Accompanied by an audiobook of Jane Eyre, I've been spinning this gorgeous fiber in the early morning before going to work, and first thing when I get home in the evening. Even spinning it on the fine side, intending to make a smooth and lustrous 2-ply lace yarn, the bobbin has been filling up with alarming speed!

I've never been so enchanted by a fiber before, and I can't wait to keep spinning this yarn. I'm so excited to see how it turns out!

Have you ever been surprised by yarn or fiber before, for good or bad? I'd love to hear about it!

Thanks so much for reading! Have a great night, and talk to you soon!


  1. Audiobooks + spinning = amazing idea, I need to try to find a way to visit the library in another city and get some! I had forgotten that you dislike alpaca, I can definitely understand how irritation would make you want to avoid it. But I love how this fiber called out to you, the sheen is wonderful!

  2. I totally understand why you dislike alpaca, it has it's issues. The first time I spun it I was surprised how easily it went. So alpaca is one of my favorites. I wish I could say I have tried some fun fibers, but I seem to always end up with Merino wools :/

  3. I always think I like alpaca, until I knit with it. Then, I'm underwhelmed by its crazy shapeless drape and propensity for shedding... but, it is soft. I'm a rugged, wool girl through and through. But, even I am persuaded by silk.

  4. I have never thought of listening to an audiobook while spinning! I am the total opposites from day one I have just been obsessed with alpaca. I am not sure why but I just have a weak spot for it. I love how that yarn just called to you like that. I can't wait to see it all finished up!

  5. I find alpaca is very hit or miss as far as yarns go. Also, in my experience, alpaca yarn bought straight from an alpaca farm is usually the nicest (I hate guard hairs, too!) and I agree it's at its best when blended with silk. Can't wait to see the finished skein!

  6. I'm a big fan of spinning with llama and alpaca fibers as I live by several farms and have easy access to the the fiber. It works up beautifully and there's no lanolin or grease to deal with when cleaning the fiber. It's warmer than wool too,so is nice for sweaters and mittens.
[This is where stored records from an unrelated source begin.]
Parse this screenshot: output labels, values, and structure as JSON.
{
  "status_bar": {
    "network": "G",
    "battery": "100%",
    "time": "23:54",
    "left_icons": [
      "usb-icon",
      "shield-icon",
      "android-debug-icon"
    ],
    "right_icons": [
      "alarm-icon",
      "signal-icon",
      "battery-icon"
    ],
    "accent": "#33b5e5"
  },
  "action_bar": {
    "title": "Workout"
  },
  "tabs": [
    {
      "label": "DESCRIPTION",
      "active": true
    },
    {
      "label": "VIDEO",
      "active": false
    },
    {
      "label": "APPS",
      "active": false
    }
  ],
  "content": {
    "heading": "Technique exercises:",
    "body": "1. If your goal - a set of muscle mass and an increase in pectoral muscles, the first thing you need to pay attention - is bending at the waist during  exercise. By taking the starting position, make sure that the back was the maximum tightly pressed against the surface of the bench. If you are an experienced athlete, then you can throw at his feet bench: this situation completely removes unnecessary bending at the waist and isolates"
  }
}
It will make beautiful lace weight yarn... I think you will be very pleased with your end result.

  7. I listen to Jane Austen audio books whilst I spin :)